“This operation was common, about 12, 13 years ago. Over time, wood began to be shipped entirely in containers and not directly in the holds of ships, through the Port of Paranaguá”, says André Pioli, acting director of operations.

As the director recalls, last July, a cargo of wood was shipped by the terminal in Paraná in a mode called break bulk (in which the cargo is placed directly in the ship’s hold) on a general cargo ship. However, in this type of vessel – Ro-ro – it had been a while.

The director of Portos do Paraná, André Pioli, explains that the operation shows its versatility and that the port is prepared to meet the most diverse market demands.

The first test shipment was made with 190 bales, last September 25th.

OPERATION – In this week’s operation, there were 484 bales of plywood, totaling 1,450 cubic meters of wood, produced in Santa Catarina and loaded on the Sirius Leader ship, bound for Veracruz, Mexico. Carried out by the company Marcon, it started at 7 am and ended around noon.

“The lack of available containers has given rise to new opportunities to return to this type of shipment, which was once very common, through the Port of Paranaguá”, says Aldemar Marques Moreira, operations and foreman manager of the Marcon group, in Paranaguá.

And it should go back to being a trend, according to the operator. For him, the possible lack of available containers tends to strengthen this type of operation “which is quick, a little cheaper for the exporter”. “It is possible that we even have new lines coming to Paranaguá. I believe it is here to stay”, he comments.

Both in terms of operators, as well as structure, practice, knowledge and manpower, as the Marcon manager guarantees, the Port of Paranaguá is well prepared for this resumption. “We are well adapted with equipment, space, know-how, for this type of operation. Exporters who come to Paranaguá to ship this type of cargo will be very welcome,” says Aldemar.

TRAJECT – Shipping is relatively simpler than in containerized wood operations. The cargo comes from the exporter/producer to the warehouse located on the quay of the Port of Paranaguá. When the lot is formed and the ship docks to load, with the help of loaders, the trucks of the local transport cooperative are loaded and take the load inside the ship.

The holds of ro-ro ships have a door (lid) that works as a bridge through which vehicles are taken (or carry cargo) to the interior.
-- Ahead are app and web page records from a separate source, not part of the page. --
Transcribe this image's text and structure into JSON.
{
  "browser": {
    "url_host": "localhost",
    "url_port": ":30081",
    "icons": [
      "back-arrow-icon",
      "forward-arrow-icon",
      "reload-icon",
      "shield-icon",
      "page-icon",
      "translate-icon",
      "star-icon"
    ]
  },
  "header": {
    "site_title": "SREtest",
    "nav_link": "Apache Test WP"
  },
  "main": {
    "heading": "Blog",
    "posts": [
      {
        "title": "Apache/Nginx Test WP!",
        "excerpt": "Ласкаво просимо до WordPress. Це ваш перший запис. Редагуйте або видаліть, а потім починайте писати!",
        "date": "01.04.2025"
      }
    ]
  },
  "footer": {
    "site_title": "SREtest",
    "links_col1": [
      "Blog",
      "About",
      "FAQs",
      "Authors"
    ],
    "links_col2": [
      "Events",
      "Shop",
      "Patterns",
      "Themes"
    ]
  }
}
In the basement, stevedores arrange the lot so that it can be safely transported to its final destination.

The vessel left today, in the early afternoon.


Source: Portos do Paraná